Greenblatt, Stephen J. Three Modern Satirists: Waugh, Orwell, and Huxley. New Haven, Conn.: Yale University Press, 1965. Includes an extended discussion of A Handful of Dust in the Waugh section of the book. Greenblatt declares the novel to be “the culmination of [Waugh’s] art.”
Nardin, Jane. “The Myth of Decline in A Handful of Dust.” Midwest Quarterly 18 (1977): 119-130. Offers an interpretation that runs counter to most other criticism, in which the author sympathizes with the adulterous wife and casts most of the blame on the victim-hero. One of the few examples of feminist criticism applied to Waugh’s fiction.
Phillips, Gene D. Evelyn Waugh’s Officers, Gentlemen, and Rogues: The Fact Behind His Fiction. Chicago: Nelson-Hall, 1975. Documents some of the sources for much of Waugh’s fictional worlds. Chapter 3, “Change and Decay: Further Satires,” discusses A Handful of Dust, Scoop (1938), and Put Out More Flags (1942). Reveals that the faithless wife and tawdry divorce proceedings of the novel mirror details of Waugh’s own painful first marriage.
Sykes, Christopher. Evelyn Waugh: A Biography.

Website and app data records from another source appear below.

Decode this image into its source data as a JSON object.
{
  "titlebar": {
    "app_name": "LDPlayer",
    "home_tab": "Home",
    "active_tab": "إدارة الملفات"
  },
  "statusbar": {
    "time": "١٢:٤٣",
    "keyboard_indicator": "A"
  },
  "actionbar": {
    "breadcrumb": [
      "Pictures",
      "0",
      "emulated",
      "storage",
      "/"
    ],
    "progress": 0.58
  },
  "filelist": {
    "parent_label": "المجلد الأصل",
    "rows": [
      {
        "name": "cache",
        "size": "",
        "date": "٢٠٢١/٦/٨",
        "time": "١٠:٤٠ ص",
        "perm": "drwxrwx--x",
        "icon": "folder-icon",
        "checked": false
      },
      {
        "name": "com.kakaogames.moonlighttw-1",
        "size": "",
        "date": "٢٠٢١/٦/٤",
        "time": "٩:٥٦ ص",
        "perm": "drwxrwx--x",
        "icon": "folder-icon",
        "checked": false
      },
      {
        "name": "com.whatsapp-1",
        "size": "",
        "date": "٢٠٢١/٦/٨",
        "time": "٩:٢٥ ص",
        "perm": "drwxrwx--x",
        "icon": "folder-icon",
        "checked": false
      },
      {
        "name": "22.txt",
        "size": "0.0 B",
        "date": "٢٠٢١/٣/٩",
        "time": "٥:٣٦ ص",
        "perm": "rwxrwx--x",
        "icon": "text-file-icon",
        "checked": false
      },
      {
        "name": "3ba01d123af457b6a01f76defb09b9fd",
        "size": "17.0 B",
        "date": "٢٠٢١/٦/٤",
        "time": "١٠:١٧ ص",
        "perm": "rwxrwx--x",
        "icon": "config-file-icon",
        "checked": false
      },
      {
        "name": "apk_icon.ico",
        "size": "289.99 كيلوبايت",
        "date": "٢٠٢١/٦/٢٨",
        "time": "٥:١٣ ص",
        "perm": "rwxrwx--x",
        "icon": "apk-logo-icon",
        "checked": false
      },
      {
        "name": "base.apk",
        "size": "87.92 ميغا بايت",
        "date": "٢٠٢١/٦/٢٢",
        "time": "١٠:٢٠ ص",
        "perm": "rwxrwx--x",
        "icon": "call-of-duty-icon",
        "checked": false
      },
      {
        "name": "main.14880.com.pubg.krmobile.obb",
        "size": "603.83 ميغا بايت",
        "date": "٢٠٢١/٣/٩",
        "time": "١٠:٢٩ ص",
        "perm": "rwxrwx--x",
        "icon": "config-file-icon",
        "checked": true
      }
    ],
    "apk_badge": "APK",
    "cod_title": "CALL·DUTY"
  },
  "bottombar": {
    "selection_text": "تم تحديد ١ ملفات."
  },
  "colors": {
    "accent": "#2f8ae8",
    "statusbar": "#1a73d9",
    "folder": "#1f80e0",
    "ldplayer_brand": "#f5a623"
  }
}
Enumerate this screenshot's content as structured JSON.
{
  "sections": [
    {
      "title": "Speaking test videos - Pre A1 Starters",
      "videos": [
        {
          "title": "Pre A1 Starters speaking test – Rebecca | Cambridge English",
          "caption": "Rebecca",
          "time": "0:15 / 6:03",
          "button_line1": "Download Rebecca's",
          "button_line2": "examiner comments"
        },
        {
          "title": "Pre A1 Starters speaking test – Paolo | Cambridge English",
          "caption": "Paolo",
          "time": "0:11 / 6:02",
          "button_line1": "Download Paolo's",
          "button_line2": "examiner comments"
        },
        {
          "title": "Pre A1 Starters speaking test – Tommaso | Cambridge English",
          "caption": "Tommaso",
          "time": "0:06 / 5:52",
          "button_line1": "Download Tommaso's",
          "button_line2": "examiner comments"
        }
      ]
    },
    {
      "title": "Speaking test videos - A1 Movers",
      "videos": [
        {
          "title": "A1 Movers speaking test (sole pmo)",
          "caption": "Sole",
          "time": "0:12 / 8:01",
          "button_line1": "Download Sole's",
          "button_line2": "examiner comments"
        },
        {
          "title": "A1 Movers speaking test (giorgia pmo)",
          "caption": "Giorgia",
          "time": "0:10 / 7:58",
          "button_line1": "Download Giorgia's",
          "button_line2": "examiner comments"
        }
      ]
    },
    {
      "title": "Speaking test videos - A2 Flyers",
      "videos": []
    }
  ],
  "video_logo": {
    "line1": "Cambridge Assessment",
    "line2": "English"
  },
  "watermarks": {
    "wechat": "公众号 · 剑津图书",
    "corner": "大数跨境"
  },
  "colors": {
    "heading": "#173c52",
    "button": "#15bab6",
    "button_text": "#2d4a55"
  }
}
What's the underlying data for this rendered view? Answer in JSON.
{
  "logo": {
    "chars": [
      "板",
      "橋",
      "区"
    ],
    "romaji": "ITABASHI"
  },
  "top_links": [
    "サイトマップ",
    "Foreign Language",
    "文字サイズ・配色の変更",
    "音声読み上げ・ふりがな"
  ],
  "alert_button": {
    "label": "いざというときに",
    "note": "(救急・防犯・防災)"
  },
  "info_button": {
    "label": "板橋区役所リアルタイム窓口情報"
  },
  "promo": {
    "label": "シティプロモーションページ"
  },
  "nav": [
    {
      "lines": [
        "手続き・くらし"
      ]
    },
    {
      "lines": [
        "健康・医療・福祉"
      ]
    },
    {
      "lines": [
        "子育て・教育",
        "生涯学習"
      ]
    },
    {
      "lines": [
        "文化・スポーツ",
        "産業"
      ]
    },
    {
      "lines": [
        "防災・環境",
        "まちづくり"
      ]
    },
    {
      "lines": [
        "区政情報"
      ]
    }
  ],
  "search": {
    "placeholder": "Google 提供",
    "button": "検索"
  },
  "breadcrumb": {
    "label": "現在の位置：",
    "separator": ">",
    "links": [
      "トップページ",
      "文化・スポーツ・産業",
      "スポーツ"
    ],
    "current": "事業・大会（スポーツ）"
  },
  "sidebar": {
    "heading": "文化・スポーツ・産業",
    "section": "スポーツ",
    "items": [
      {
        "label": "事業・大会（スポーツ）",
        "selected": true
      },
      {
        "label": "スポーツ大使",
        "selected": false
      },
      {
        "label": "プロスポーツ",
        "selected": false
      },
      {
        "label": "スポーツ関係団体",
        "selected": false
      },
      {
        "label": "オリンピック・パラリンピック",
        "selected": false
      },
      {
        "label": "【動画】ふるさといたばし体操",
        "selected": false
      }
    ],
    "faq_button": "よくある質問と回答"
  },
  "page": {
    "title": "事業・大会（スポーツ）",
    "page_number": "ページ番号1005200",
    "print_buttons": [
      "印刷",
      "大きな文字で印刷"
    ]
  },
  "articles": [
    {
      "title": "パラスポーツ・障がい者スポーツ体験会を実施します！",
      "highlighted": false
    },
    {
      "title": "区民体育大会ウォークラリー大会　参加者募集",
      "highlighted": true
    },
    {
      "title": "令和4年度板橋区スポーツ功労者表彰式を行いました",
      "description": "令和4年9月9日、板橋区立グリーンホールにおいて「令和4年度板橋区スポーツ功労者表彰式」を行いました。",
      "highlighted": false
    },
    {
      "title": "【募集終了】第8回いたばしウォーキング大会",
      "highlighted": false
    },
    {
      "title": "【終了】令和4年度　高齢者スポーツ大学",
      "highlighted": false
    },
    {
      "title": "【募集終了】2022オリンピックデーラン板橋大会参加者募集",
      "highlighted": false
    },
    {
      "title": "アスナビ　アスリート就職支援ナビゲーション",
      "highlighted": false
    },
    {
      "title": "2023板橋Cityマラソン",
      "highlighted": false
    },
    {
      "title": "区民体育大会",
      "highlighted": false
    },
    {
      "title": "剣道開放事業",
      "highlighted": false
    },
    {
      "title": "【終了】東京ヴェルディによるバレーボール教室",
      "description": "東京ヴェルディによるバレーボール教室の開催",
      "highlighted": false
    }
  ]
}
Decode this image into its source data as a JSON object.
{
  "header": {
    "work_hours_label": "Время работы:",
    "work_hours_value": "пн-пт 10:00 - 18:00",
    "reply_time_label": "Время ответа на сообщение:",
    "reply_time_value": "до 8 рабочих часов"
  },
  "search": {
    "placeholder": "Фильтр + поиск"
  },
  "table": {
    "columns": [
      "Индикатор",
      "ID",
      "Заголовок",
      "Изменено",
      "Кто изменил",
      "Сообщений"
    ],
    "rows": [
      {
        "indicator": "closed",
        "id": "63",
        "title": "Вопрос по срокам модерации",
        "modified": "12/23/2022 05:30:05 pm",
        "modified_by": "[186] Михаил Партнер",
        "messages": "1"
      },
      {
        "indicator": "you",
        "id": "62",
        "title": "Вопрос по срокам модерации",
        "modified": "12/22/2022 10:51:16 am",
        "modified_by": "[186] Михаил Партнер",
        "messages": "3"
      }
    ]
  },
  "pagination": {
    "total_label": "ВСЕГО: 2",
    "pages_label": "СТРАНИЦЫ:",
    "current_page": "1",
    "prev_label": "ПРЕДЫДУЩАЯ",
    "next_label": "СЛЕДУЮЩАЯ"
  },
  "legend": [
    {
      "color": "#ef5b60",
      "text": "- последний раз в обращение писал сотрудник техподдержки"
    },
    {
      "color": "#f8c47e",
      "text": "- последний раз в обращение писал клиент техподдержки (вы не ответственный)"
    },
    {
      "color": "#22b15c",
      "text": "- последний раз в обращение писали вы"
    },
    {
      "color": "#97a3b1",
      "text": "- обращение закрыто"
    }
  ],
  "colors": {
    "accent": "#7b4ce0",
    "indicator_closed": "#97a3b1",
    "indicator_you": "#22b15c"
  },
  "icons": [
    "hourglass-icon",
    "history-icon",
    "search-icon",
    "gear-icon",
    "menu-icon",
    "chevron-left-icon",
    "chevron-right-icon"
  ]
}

Boston: Little, Brown, 1975. This critical study by a personal friend and the official biographer of Waugh includes a discussion of A...
(The entire section is 233 words.)